## DIRECTIONS FOR THIS TASK
Each line of the material below should be reproduced exactly.

---------- INFORMATION PROVIDED

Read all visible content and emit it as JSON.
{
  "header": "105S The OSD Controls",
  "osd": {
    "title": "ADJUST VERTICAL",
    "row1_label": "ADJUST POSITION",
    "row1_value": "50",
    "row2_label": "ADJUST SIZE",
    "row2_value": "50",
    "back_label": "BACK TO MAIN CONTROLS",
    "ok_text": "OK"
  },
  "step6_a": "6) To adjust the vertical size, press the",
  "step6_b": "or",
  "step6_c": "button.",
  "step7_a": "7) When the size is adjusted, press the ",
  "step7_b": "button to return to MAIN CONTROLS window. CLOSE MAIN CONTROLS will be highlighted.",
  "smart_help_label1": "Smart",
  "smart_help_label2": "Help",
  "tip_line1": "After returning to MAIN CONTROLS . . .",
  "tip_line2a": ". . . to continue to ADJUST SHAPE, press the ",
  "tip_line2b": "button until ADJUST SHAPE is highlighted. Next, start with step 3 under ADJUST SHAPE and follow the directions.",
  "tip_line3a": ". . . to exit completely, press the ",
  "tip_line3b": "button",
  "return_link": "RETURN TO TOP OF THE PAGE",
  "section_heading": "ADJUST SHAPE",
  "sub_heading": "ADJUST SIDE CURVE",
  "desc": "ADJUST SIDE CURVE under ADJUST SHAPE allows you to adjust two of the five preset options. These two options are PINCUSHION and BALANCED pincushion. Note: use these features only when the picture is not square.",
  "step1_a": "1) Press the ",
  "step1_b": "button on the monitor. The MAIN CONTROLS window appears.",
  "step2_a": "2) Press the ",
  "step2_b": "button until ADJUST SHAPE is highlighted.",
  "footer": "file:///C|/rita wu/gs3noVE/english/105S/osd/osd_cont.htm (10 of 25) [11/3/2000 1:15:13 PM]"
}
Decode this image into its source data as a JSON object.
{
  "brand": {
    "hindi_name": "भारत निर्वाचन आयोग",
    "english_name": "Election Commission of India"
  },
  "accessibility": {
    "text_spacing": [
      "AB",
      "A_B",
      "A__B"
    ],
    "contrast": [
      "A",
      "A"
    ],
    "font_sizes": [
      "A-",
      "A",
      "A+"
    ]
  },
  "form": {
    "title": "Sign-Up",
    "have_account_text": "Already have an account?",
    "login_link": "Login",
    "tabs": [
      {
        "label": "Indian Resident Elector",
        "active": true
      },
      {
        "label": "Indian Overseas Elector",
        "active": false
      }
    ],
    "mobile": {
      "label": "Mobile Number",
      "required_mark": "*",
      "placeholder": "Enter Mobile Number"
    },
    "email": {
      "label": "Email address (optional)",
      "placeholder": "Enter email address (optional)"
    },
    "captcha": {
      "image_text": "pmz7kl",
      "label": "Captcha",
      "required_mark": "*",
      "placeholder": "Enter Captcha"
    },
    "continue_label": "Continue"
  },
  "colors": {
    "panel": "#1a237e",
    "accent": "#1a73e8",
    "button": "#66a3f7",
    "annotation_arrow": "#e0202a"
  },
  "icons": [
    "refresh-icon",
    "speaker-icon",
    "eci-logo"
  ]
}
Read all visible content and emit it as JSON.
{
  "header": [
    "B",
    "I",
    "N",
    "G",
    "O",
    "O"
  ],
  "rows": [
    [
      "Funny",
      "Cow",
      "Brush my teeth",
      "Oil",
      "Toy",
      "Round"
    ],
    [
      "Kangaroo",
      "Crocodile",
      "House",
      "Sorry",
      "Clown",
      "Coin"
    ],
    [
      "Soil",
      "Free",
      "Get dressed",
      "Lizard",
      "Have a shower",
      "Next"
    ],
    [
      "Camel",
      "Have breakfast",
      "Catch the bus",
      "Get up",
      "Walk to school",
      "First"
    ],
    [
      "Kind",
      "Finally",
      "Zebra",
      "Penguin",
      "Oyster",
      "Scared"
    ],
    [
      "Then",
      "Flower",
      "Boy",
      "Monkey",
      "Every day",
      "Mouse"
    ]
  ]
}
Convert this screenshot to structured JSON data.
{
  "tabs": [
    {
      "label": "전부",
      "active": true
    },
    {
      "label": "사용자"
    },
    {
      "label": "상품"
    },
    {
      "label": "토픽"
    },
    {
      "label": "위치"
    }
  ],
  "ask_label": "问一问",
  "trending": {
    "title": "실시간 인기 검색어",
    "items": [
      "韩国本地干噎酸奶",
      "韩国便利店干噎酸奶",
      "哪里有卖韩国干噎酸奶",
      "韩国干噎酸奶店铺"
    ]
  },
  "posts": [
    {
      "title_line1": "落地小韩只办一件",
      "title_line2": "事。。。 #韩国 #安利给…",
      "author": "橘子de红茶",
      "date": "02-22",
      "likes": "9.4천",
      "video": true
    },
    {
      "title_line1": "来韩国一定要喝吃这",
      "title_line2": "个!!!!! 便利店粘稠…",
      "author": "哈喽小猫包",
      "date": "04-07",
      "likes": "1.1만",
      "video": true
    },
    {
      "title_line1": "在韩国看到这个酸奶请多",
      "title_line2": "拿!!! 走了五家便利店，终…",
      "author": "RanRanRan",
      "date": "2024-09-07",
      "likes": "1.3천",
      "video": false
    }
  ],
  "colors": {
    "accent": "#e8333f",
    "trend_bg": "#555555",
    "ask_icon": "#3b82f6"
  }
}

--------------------

## OUTPUT OF THE EXERCISE
Read all visible content and emit it as JSON.
{
  "header": "105S The OSD Controls",
  "osd": {
    "title": "ADJUST VERTICAL",
    "row1_label": "ADJUST POSITION",
    "row1_value": "50",
    "row2_label": "ADJUST SIZE",
    "row2_value": "50",
    "back_label": "BACK TO MAIN CONTROLS",
    "ok_text": "OK"
  },
  "step6_a": "6) To adjust the vertical size, press the",
  "step6_b": "or",
  "step6_c": "button.",
  "step7_a": "7) When the size is adjusted, press the ",
  "step7_b": "button to return to MAIN CONTROLS window. CLOSE MAIN CONTROLS will be highlighted.",
  "smart_help_label1": "Smart",
  "smart_help_label2": "Help",
  "tip_line1": "After returning to MAIN CONTROLS . . .",
  "tip_line2a": ". . . to continue to ADJUST SHAPE, press the ",
  "tip_line2b": "button until ADJUST SHAPE is highlighted. Next, start with step 3 under ADJUST SHAPE and follow the directions.",
  "tip_line3a": ". . . to exit completely, press the ",
  "tip_line3b": "button",
  "return_link": "RETURN TO TOP OF THE PAGE",
  "section_heading": "ADJUST SHAPE",
  "sub_heading": "ADJUST SIDE CURVE",
  "desc": "ADJUST SIDE CURVE under ADJUST SHAPE allows you to adjust two of the five preset options. These two options are PINCUSHION and BALANCED pincushion. Note: use these features only when the picture is not square.",
  "step1_a": "1) Press the ",
  "step1_b": "button on the monitor. The MAIN CONTROLS window appears.",
  "step2_a": "2) Press the ",
  "step2_b": "button until ADJUST SHAPE is highlighted.",
  "footer": "file:///C|/rita wu/gs3noVE/english/105S/osd/osd_cont.htm (10 of 25) [11/3/2000 1:15:13 PM]"
}
Decode this image into its source data as a JSON object.
{
  "brand": {
    "hindi_name": "भारत निर्वाचन आयोग",
    "english_name": "Election Commission of India"
  },
  "accessibility": {
    "text_spacing": [
      "AB",
      "A_B",
      "A__B"
    ],
    "contrast": [
      "A",
      "A"
    ],
    "font_sizes": [
      "A-",
      "A",
      "A+"
    ]
  },
  "form": {
    "title": "Sign-Up",
    "have_account_text": "Already have an account?",
    "login_link": "Login",
    "tabs": [
      {
        "label": "Indian Resident Elector",
        "active": true
      },
      {
        "label": "Indian Overseas Elector",
        "active": false
      }
    ],
    "mobile": {
      "label": "Mobile Number",
      "required_mark": "*",
      "placeholder": "Enter Mobile Number"
    },
    "email": {
      "label": "Email address (optional)",
      "placeholder": "Enter email address (optional)"
    },
    "captcha": {
      "image_text": "pmz7kl",
      "label": "Captcha",
      "required_mark": "*",
      "placeholder": "Enter Captcha"
    },
    "continue_label": "Continue"
  },
  "colors": {
    "panel": "#1a237e",
    "accent": "#1a73e8",
    "button": "#66a3f7",
    "annotation_arrow": "#e0202a"
  },
  "icons": [
    "refresh-icon",
    "speaker-icon",
    "eci-logo"
  ]
}
Read all visible content and emit it as JSON.
{
  "header": [
    "B",
    "I",
    "N",
    "G",
    "O",
    "O"
  ],
  "rows": [
    [
      "Funny",
      "Cow",
      "Brush my teeth",
      "Oil",
      "Toy",
      "Round"
    ],
    [
      "Kangaroo",
      "Crocodile",
      "House",
      "Sorry",
      "Clown",
      "Coin"
    ],
    [
      "Soil",
      "Free",
      "Get dressed",
      "Lizard",
      "Have a shower",
      "Next"
    ],
    [
      "Camel",
      "Have breakfast",
      "Catch the bus",
      "Get up",
      "Walk to school",
      "First"
    ],
    [
      "Kind",
      "Finally",
      "Zebra",
      "Penguin",
      "Oyster",
      "Scared"
    ],
    [
      "Then",
      "Flower",
      "Boy",
      "Monkey",
      "Every day",
      "Mouse"
    ]
  ]
}
Convert this screenshot to structured JSON data.
{
  "tabs": [
    {
      "label": "전부",
      "active": true
    },
    {
      "label": "사용자"
    },
    {
      "label": "상품"
    },
    {
      "label": "토픽"
    },
    {
      "label": "위치"
    }
  ],
  "ask_label": "问一问",
  "trending": {
    "title": "실시간 인기 검색어",
    "items": [
      "韩国本地干噎酸奶",
      "韩国便利店干噎酸奶",
      "哪里有卖韩国干噎酸奶",
      "韩国干噎酸奶店铺"
    ]
  },
  "posts": [
    {
      "title_line1": "落地小韩只办一件",
      "title_line2": "事。。。 #韩国 #安利给…",
      "author": "橘子de红茶",
      "date": "02-22",
      "likes": "9.4천",
      "video": true
    },
    {
      "title_line1": "来韩国一定要喝吃这",
      "title_line2": "个!!!!! 便利店粘稠…",
      "author": "哈喽小猫包",
      "date": "04-07",
      "likes": "1.1만",
      "video": true
    },
    {
      "title_line1": "在韩国看到这个酸奶请多",
      "title_line2": "拿!!! 走了五家便利店，终…",
      "author": "RanRanRan",
      "date": "2024-09-07",
      "likes": "1.3천",
      "video": false
    }
  ],
  "colors": {
    "accent": "#e8333f",
    "trend_bg": "#555555",
    "ask_icon": "#3b82f6"
  }
}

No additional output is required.